“Without any doubt, London is one of the best cities in the world for modern architecture. But it is also one of the biggest cities in the world, and it does not make a display of its best things. A visitor looking for new buildings in the City and the West End might well be justified in turning away with a shudder. Yet delightful things may be waiting for him in Lewisham or St. Albans.” – Ian Nairn, from the Foreword to Modern Buildings in London.
As one of the few architectural critics to eschew purely aesthetic modes of analysis, Ian Nairn*rsquo;s timeless books on modern urban cities have been hailed as some of the most significant writing about contemporary Britain, while also being praised as alternative ‘guidebooks’ for curious travellers.
First published in 1964, Modern Buildings in London celebrates the character of buildings that were immediately recognisable as ‘modern’ in 1964, many of which were not the part of the well-known landscape of London but instead were gems that Nairn stumbled across.

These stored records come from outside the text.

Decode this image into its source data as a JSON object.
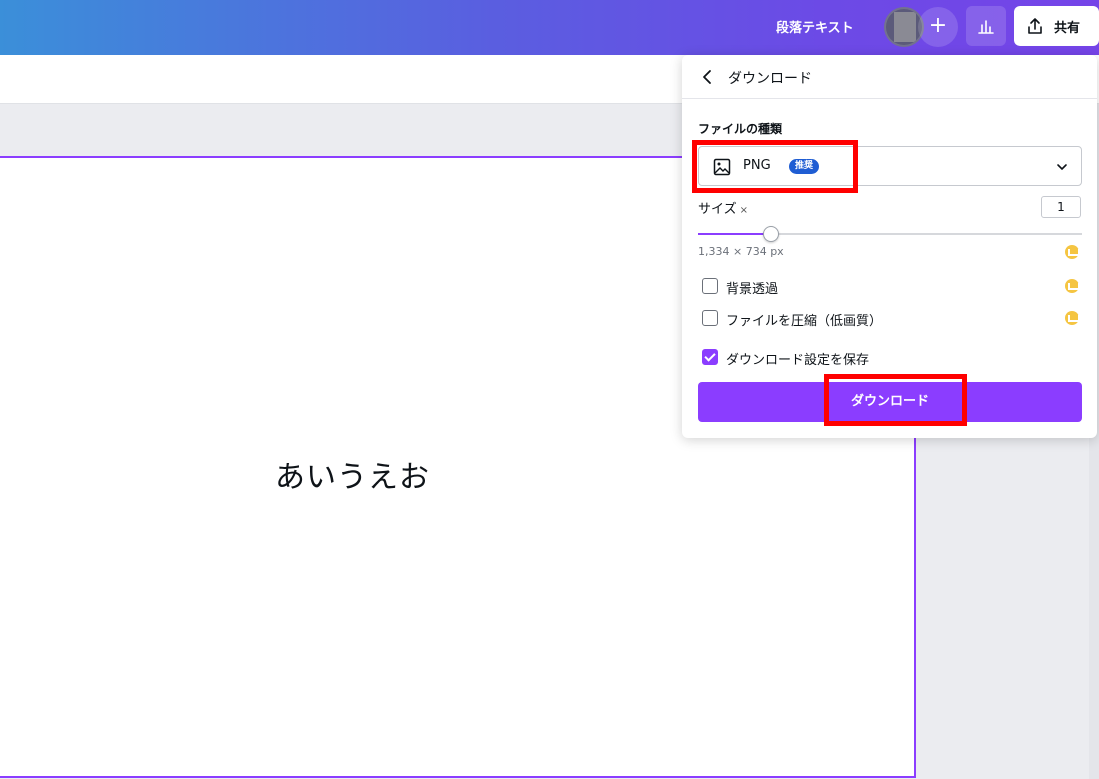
{
  "header": {
    "doc_title": "段落テキスト",
    "plus_symbol": "+",
    "share_label": "共有",
    "gradient_start": "#3b8fd9",
    "gradient_end": "#7544e8"
  },
  "canvas": {
    "text": "あいうえお",
    "border_color": "#8b3dff"
  },
  "download_panel": {
    "title": "ダウンロード",
    "file_type_label": "ファイルの種類",
    "file_type_value": "PNG",
    "recommended_badge": "推奨",
    "size_label": "サイズ",
    "size_mark": "×",
    "size_value": "1",
    "slider_fraction": 0.19,
    "dimensions": "1,334 × 734 px",
    "options": [
      {
        "label": "背景透過",
        "checked": false,
        "premium": true
      },
      {
        "label": "ファイルを圧縮（低画質）",
        "checked": false,
        "premium": true
      },
      {
        "label": "ダウンロード設定を保存",
        "checked": true,
        "premium": false
      }
    ],
    "download_button": "ダウンロード",
    "accent_color": "#8b3dff",
    "badge_color": "#1f5dd3",
    "premium_color": "#f5c542"
  }
}
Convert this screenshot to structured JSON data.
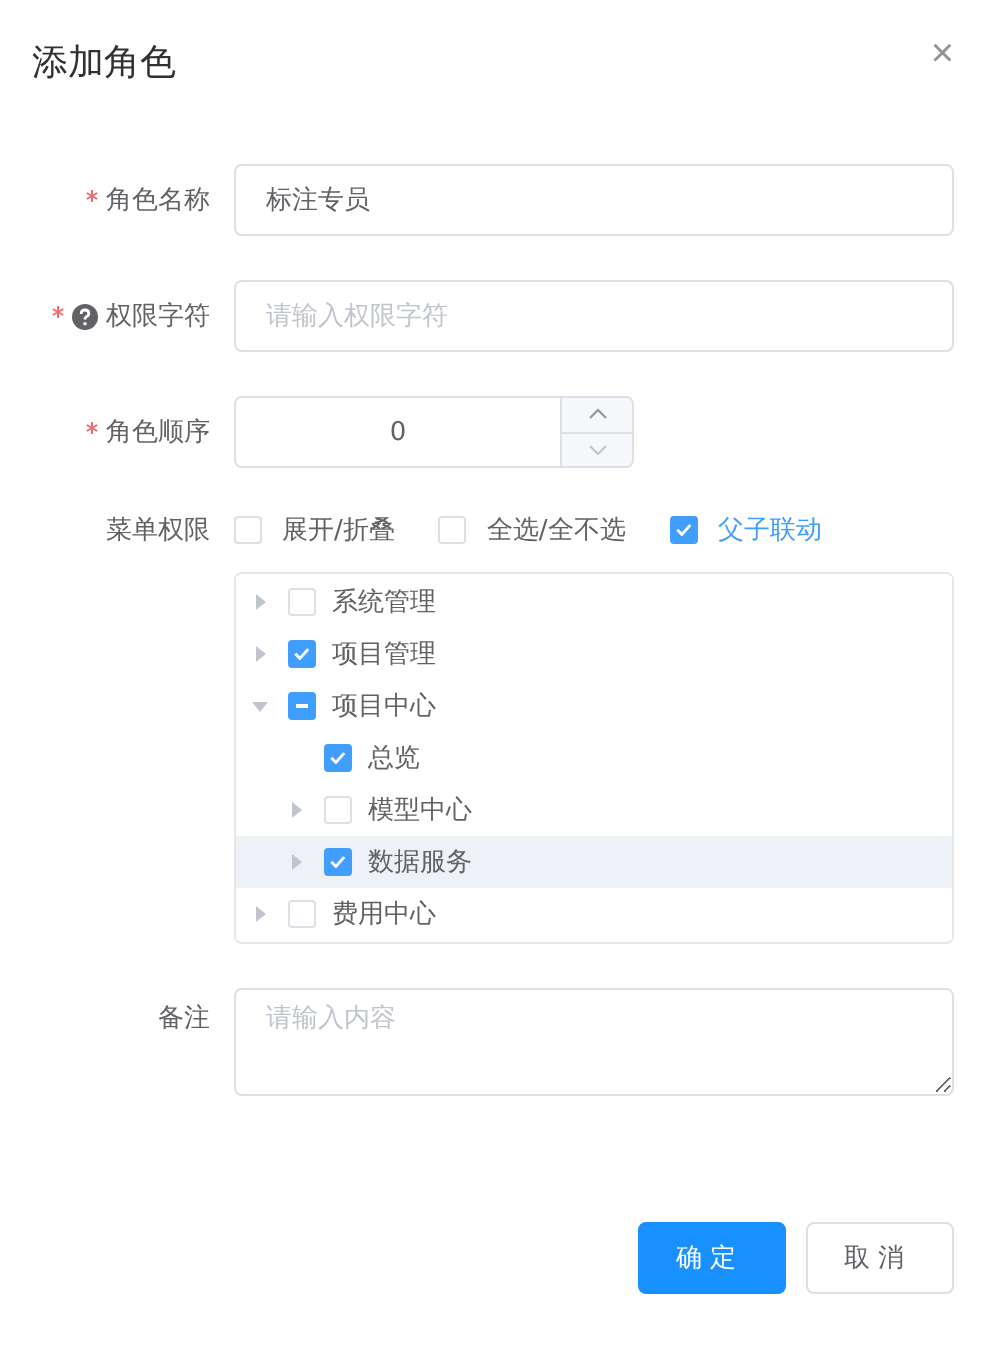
{
  "dialog": {
    "title": "添加角色",
    "close": "×"
  },
  "fields": [
    {
      "kind": "text",
      "label": "角色名称",
      "required": true,
      "help": false,
      "value": "标注专员"
    },
    {
      "kind": "text",
      "label": "权限字符",
      "required": true,
      "help": true,
      "placeholder": "请输入权限字符"
    },
    {
      "kind": "number",
      "label": "角色顺序",
      "required": true,
      "help": false,
      "value": "0"
    }
  ],
  "menu_permissions": {
    "label": "菜单权限",
    "options": [
      {
        "label": "展开/折叠",
        "checked": false
      },
      {
        "label": "全选/全不选",
        "checked": false
      },
      {
        "label": "父子联动",
        "checked": true
      }
    ],
    "tree": [
      {
        "label": "系统管理",
        "kind": "branch",
        "expanded": false,
        "checked": false,
        "selected": false
      },
      {
        "label": "项目管理",
        "kind": "branch",
        "expanded": false,
        "checked": true,
        "selected": false
      },
      {
        "label": "项目中心",
        "kind": "branch",
        "expanded": true,
        "checked": false,
        "indeterminate": true,
        "selected": false,
        "children": [
          {
            "label": "总览",
            "kind": "leaf",
            "checked": true,
            "selected": false
          },
          {
            "label": "模型中心",
            "kind": "branch",
            "expanded": false,
            "checked": false,
            "selected": false
          },
          {
            "label": "数据服务",
            "kind": "branch",
            "expanded": false,
            "checked": true,
            "selected": true
          }
        ]
      },
      {
        "label": "费用中心",
        "kind": "branch",
        "expanded": false,
        "checked": false,
        "selected": false
      }
    ]
  },
  "remark": {
    "label": "备注",
    "placeholder": "请输入内容"
  },
  "buttons": [
    {
      "label": "确定",
      "kind": "primary"
    },
    {
      "label": "取消",
      "kind": "default"
    }
  ]
}
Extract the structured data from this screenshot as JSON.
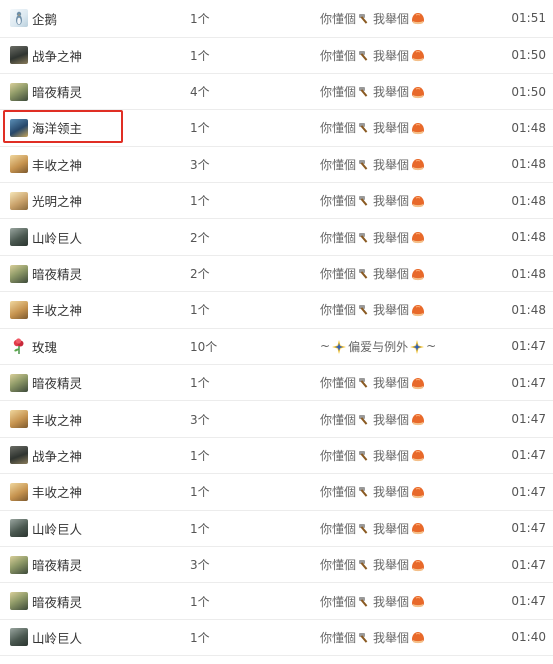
{
  "records": [
    {
      "gift": "企鹅",
      "icon": "penguin-icon",
      "count": "1个",
      "sender_a": "你懂個",
      "sender_b": "我舉個",
      "time": "01:51",
      "style": "normal"
    },
    {
      "gift": "战争之神",
      "icon": "war-god-icon",
      "count": "1个",
      "sender_a": "你懂個",
      "sender_b": "我舉個",
      "time": "01:50",
      "style": "normal"
    },
    {
      "gift": "暗夜精灵",
      "icon": "night-elf-icon",
      "count": "4个",
      "sender_a": "你懂個",
      "sender_b": "我舉個",
      "time": "01:50",
      "style": "normal"
    },
    {
      "gift": "海洋领主",
      "icon": "ocean-lord-icon",
      "count": "1个",
      "sender_a": "你懂個",
      "sender_b": "我舉個",
      "time": "01:48",
      "style": "normal"
    },
    {
      "gift": "丰收之神",
      "icon": "harvest-god-icon",
      "count": "3个",
      "sender_a": "你懂個",
      "sender_b": "我舉個",
      "time": "01:48",
      "style": "normal"
    },
    {
      "gift": "光明之神",
      "icon": "light-god-icon",
      "count": "1个",
      "sender_a": "你懂個",
      "sender_b": "我舉個",
      "time": "01:48",
      "style": "normal"
    },
    {
      "gift": "山岭巨人",
      "icon": "mountain-giant-icon",
      "count": "2个",
      "sender_a": "你懂個",
      "sender_b": "我舉個",
      "time": "01:48",
      "style": "normal"
    },
    {
      "gift": "暗夜精灵",
      "icon": "night-elf-icon",
      "count": "2个",
      "sender_a": "你懂個",
      "sender_b": "我舉個",
      "time": "01:48",
      "style": "normal"
    },
    {
      "gift": "丰收之神",
      "icon": "harvest-god-icon",
      "count": "1个",
      "sender_a": "你懂個",
      "sender_b": "我舉個",
      "time": "01:48",
      "style": "normal"
    },
    {
      "gift": "玫瑰",
      "icon": "rose-icon",
      "count": "10个",
      "sender_a": "~",
      "sender_b": "偏爱与例外",
      "sender_c": "~",
      "time": "01:47",
      "style": "sparkle"
    },
    {
      "gift": "暗夜精灵",
      "icon": "night-elf-icon",
      "count": "1个",
      "sender_a": "你懂個",
      "sender_b": "我舉個",
      "time": "01:47",
      "style": "normal"
    },
    {
      "gift": "丰收之神",
      "icon": "harvest-god-icon",
      "count": "3个",
      "sender_a": "你懂個",
      "sender_b": "我舉個",
      "time": "01:47",
      "style": "normal"
    },
    {
      "gift": "战争之神",
      "icon": "war-god-icon",
      "count": "1个",
      "sender_a": "你懂個",
      "sender_b": "我舉個",
      "time": "01:47",
      "style": "normal"
    },
    {
      "gift": "丰收之神",
      "icon": "harvest-god-icon",
      "count": "1个",
      "sender_a": "你懂個",
      "sender_b": "我舉個",
      "time": "01:47",
      "style": "normal"
    },
    {
      "gift": "山岭巨人",
      "icon": "mountain-giant-icon",
      "count": "1个",
      "sender_a": "你懂個",
      "sender_b": "我舉個",
      "time": "01:47",
      "style": "normal"
    },
    {
      "gift": "暗夜精灵",
      "icon": "night-elf-icon",
      "count": "3个",
      "sender_a": "你懂個",
      "sender_b": "我舉個",
      "time": "01:47",
      "style": "normal"
    },
    {
      "gift": "暗夜精灵",
      "icon": "night-elf-icon",
      "count": "1个",
      "sender_a": "你懂個",
      "sender_b": "我舉個",
      "time": "01:47",
      "style": "normal"
    },
    {
      "gift": "山岭巨人",
      "icon": "mountain-giant-icon",
      "count": "1个",
      "sender_a": "你懂個",
      "sender_b": "我舉個",
      "time": "01:40",
      "style": "normal"
    }
  ],
  "highlighted_gift": "海洋领主",
  "colors": {
    "highlight": "#e02e24",
    "chestnut": "#e8692a",
    "hammer": "#8a5a22",
    "sparkle": "#2f5fb8"
  }
}
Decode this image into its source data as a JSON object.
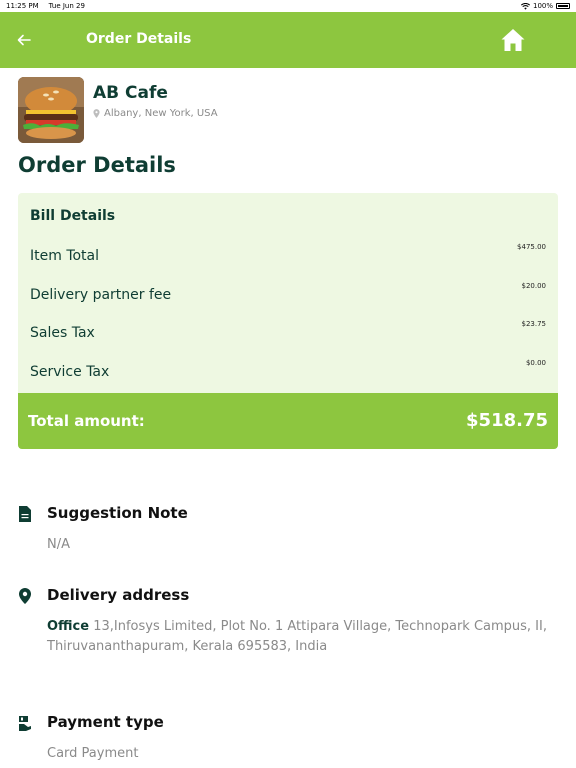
{
  "status_bar": {
    "time": "11:25 PM",
    "date": "Tue Jun 29",
    "battery": "100%"
  },
  "app_bar": {
    "title": "Order Details",
    "back_icon": "arrow-left-icon",
    "home_icon": "home-icon"
  },
  "restaurant": {
    "name": "AB Cafe",
    "location": "Albany, New York, USA"
  },
  "section_title": "Order Details",
  "bill": {
    "title": "Bill Details",
    "rows": [
      {
        "label": "Item Total",
        "amount": "$475.00"
      },
      {
        "label": "Delivery partner fee",
        "amount": "$20.00"
      },
      {
        "label": "Sales Tax",
        "amount": "$23.75"
      },
      {
        "label": "Service Tax",
        "amount": "$0.00"
      }
    ],
    "total_label": "Total amount:",
    "total_value": "$518.75"
  },
  "suggestion": {
    "title": "Suggestion Note",
    "value": "N/A"
  },
  "delivery": {
    "title": "Delivery address",
    "type": "Office",
    "address": " 13,Infosys Limited, Plot No. 1 Attipara Village, Technopark Campus, II, Thiruvananthapuram, Kerala 695583, India"
  },
  "payment": {
    "title": "Payment type",
    "value": "Card Payment"
  },
  "colors": {
    "accent": "#8dc63f",
    "light_accent": "#eef8e2",
    "text_dark": "#0f3d33",
    "muted": "#8a8a8a"
  }
}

Written ‘by a layman for laymen’, Nairn’s take on modern design includes classic buildings such as the Barbican, the former BBC Television Centre and the Penguin Pool at Regent’s Park Zoo as well as schools, old timber yards, ambulance stations, car parks and even care homes.
Ian Nairn (1930-1983) was a British architectural critic and topographer who coined the term ‘subtopia’ for the areas around cities that had in his view been failed by urban planning, losing their individuality and spirit of place. In the 1960s he contributed to the volumes on Surrey and Sussex in Nikolaus Pevsner’s Buildings of England series and published a number of his own books, including Nairn’s Paris and Nairn’s Towns, both published by Notting Hill Editions.
Travis Elborough is a regular contributor to The Observer and The Guardian but has written for The Times, The Sunday Times, New Statesman, the Oldie, BBC History magazine and Kinfolk among others, and frequently appears on BBC Radio 4 and Five Live.
He has survived interviewing the former (and notoriously bibulous) Dr Who, Tom Baker, in a pub, lectured on ‘retro’ culture and appeared at various literary and music festivals, including Latitude and Green Man, and on a panel discussing Hedonism at the Institute of Contemporary Art in London with a burlesque dancer and the late artist dandy Sebastian Horsley.
Throughout August 2011, he was the guest historian on Russell Kane’s Whistle-Stop Tour, a six-part series for BBC Radio 2.
His essay on ‘Gonzo’ journalism graces the current British edition of Hunter S. Thompson’s Fear and Loathing in Las Vegas. He has contributed interviews with J.G. Ballard to the 2006 editions of The Drowned World and Empire of the Sun. His liner notes can be found on the rear sleeve of 2012’s Words and Music by Saint Etienne.
With Bob Stanley from Saint Etienne, he also co-wrote the script for How We Used to Live, a BFI archive film directed by Paul Kelly, and premiered at the 2013 London Film Festival.